The spacious 1 to 3 bedroom properties, all of which are either duplex or triplex, have been designed as evocative, theatrical ateliers. Ranging between 111 to 232 square metres, they prioritises original features such as steel frame-work inspired by the belle-epoque style of Gustave Eiffel. “Living here, you will feel like you are really living somewhere special, somewhere unique in the world”, shares Julien. Hand-in-hand with the preservation of the cultural heritage, state-of-the-art facilities are set to include a robot-run parking technology x, where owners can call their car up using a magnetic key, or schedule its delivery through an app so it will be waiting for them as they arrive. “There was no way we could put a garage under the building and jeopardise the foundations, so this was a solution that enabled us to offer an even better quality of service to the residents. “
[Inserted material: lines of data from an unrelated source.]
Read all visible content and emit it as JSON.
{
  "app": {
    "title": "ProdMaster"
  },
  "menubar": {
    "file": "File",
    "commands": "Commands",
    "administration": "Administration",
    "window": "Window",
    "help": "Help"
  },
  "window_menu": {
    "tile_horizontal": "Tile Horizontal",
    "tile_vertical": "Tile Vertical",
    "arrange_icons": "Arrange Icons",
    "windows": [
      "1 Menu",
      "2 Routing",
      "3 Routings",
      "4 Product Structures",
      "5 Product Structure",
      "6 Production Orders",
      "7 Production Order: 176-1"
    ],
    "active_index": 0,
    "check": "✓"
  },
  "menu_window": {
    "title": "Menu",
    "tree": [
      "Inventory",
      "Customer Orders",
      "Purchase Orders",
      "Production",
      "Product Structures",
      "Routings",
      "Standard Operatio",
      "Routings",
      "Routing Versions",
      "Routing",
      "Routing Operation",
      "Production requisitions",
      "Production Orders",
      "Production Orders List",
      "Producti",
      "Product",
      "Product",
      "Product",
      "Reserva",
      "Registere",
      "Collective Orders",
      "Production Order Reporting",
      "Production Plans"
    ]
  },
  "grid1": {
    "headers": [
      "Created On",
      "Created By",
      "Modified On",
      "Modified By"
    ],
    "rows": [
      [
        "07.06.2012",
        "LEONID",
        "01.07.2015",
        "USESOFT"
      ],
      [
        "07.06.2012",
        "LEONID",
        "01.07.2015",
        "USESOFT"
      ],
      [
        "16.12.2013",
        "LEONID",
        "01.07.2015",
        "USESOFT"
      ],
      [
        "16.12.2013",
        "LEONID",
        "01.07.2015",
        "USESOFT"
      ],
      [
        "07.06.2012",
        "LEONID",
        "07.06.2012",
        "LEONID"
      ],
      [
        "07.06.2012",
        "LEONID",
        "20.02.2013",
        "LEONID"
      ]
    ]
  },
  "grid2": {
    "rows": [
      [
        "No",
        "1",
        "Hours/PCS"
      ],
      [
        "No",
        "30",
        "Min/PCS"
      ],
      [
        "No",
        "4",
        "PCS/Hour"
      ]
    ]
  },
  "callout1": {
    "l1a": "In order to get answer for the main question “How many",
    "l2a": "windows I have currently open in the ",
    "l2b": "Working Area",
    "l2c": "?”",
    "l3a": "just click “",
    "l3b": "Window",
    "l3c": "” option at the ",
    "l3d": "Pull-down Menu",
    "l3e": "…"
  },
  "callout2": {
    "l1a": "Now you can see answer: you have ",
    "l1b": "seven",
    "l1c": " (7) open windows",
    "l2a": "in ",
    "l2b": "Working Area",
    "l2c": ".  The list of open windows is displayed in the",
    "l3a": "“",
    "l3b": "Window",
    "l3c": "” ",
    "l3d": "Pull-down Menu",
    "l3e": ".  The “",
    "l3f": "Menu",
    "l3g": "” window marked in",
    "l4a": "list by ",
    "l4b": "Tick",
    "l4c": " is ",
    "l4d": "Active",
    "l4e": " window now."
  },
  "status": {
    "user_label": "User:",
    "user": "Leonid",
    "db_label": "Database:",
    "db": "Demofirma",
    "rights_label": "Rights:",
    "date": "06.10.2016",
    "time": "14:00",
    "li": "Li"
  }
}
While the apartments are set to be amongst the most stylish and unique in the city, when it comes to the restaurant, Jorge and Julien are adamant to keep the offering affordable and available to everyone. “We are talking to a number of different Portuguese chefs at the moment to partner with. We have had interest from well-known international restaurant groups and individuals wanting to do something, but that wouldn’t be in line with the soul of the building. The experience has to make sense to the property: we want to offer €10 lunch menus and then a more elaborate dinner menu. The Odeon was never exclusive – it was treasured by the public and should stay the same way”.

To begin to bring life back to the grand-old dame, Odeon Properties recently partnered with hospitality company Silver Spoon for a series of pop-up events to celebrate the building and its transformation. “The owners almost cried when they saw it.  For us, it’s not about real estate, but about celebrating and honouring this piece of history’. A boutique agency, its an approach the pair take to all of their residential developments, choosing to take on just one project at a time and focus on making it something special. Previous projects include São Bento, Flores 45 and Ferragial 29.

“Now is a really exciting time to be in Lisbon, to see its rebirth and watch lots of places and properties coming back to life.  Our job is to make sure that what we do is stunning and captures the soul rather than just ticking boxes and doing things quickly.  In some cities, this approach to regeneration has come at a serious cost, with places losing a sense of what made them special in the first place.  This is the last thing we want for Lisbon. I believe the approach to development has to be sustainable, so that it enhances the city without changing it all over a generation.”